Eve and Neil don’t resent their inability to have a baby of their own, particularly not now that all there is left for them to adopt Milly is a three-month settling period and a handful of formalities. The four-year old girl adores her new home in Tarnside, Cumbria. She loves her new mummy and daddy, although she has no intention of forgetting her biological grandparents, who brought her up when her own mother failed to kick her heroin addiction.
The next three months should be easy, but fate is sneering at Eve. Milly has gone. She has disappeared from their garden. Eve and Neil are terrified that someone has kidnapped her, and have no option – they must phone the police and involve social services.
Even though Milly returns safely, her adoption is now under threat, and Neil’s behaviour will be picked apart with tweezers. But this is just the start, because the woman who took Milly has her own agenda based on hate and jealousy. Her insidious accusations rock the very core of Eve and Neil’s marriage, and the woman will stop at nothing in the name of love.

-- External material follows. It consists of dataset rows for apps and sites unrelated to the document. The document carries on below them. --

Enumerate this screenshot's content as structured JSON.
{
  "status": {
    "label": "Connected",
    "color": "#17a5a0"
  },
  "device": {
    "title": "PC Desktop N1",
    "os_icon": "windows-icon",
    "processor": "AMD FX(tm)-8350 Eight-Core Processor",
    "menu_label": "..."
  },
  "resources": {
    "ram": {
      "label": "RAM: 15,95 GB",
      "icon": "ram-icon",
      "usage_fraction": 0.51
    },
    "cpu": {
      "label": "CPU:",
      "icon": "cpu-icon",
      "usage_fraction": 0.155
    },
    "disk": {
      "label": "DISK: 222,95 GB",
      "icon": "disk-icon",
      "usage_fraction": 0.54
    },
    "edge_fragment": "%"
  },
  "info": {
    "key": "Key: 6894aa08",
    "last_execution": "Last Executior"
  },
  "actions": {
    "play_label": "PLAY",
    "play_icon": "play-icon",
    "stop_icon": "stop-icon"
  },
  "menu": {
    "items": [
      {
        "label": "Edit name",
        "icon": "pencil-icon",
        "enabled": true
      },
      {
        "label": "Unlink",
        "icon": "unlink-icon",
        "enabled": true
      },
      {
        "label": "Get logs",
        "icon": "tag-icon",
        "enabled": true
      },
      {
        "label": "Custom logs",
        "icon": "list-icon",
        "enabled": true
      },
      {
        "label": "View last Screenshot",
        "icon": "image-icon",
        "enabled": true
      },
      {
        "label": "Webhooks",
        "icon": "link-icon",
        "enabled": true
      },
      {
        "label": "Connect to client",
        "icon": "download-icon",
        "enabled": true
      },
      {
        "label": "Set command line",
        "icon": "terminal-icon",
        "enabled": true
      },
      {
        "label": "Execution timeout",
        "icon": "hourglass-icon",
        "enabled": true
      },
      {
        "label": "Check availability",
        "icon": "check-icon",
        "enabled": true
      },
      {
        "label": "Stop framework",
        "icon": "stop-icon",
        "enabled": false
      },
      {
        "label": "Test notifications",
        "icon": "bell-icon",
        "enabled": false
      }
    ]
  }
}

I love a straightforward whodunit, but there is something deliciously and sadistically voyeuristic about psychological thrillers that rip back the pretty façade of family life. Perhaps it is enjoying the particularly vicious conflict that comes from close relations at war without feeling under personal threat.

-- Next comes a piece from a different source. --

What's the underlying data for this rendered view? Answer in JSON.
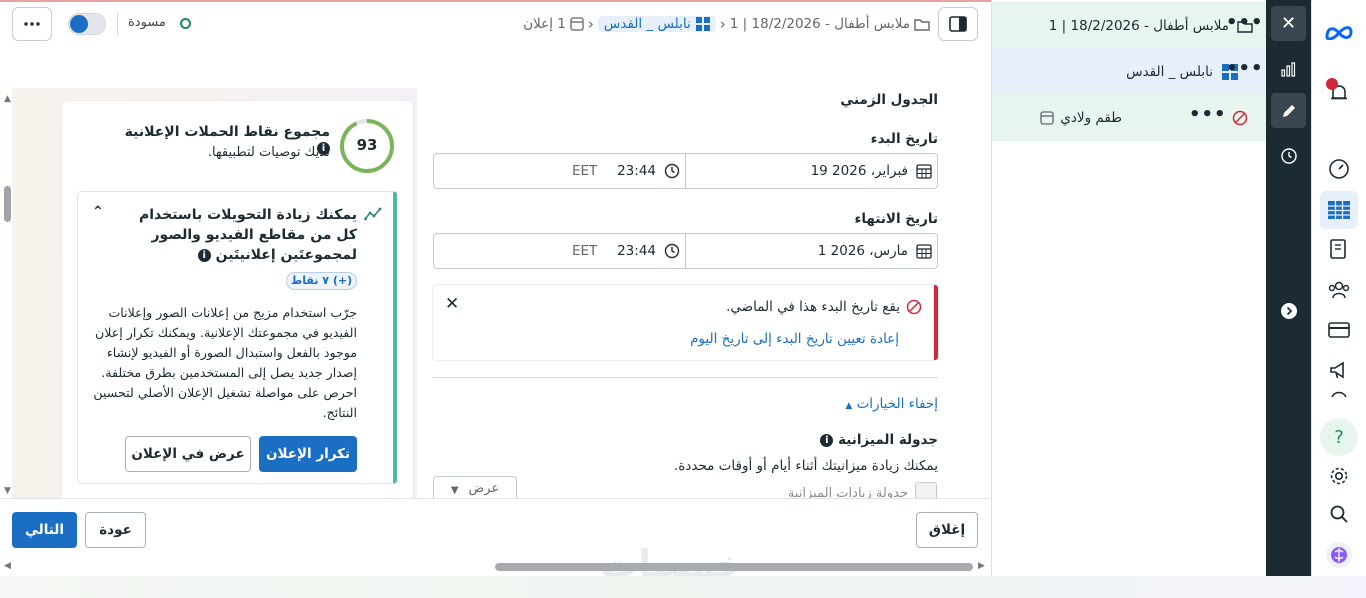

The Accusation reeled me in from the first sentences. Wand’s writing style is subtly eloquent. She is observant, and her description is brief but distinctive, original and refreshing. Her dialogue is honed, a representation rather than regurgitation of reality. In short, this author has found her voice, and it is one I like.
The main characters are well developed, particularly Eve and her mother. Milly bounces around the page as a four/five-year-old should. Neil is somewhat flatter, but as this is in the first person, from Eve’s point of view, and much of her focus is on Milly and her mother, this is forgivable. The other characters are tools and indistinct.
As much as I devoured this book, I will say I had a strong urge to slap Eve at least once per chapter. From the start, she came across as whingy and adolescent in her outlook. The more I read, the more I realised she really hadn’t got rid of her teenage attitudes and angsts. Which would be fine if she was in her 20s, perhaps, but this woman is in her 40s, and she has been with Neil, who she supposedly loves and has utmost faith in, for half her life.
Her mother is a domineering bitch, who most people would enjoy hating if not quartering over a naked flame. It comes to something when a four-year-old sees through someone and her adoptive mother doesn’t. I did struggle in places with how easily Eve forgave her mother’s perfidy and turned to her in every little crisis.
There is little suspense in this story, but it is not a plot that is about surprises; it revolves around people’s emotions, actions and reactions, and how one accusation, true or false, is enough to throw that formidable player, doubt, into the arena.
The Accusation is a great read from a fresh, assured voice.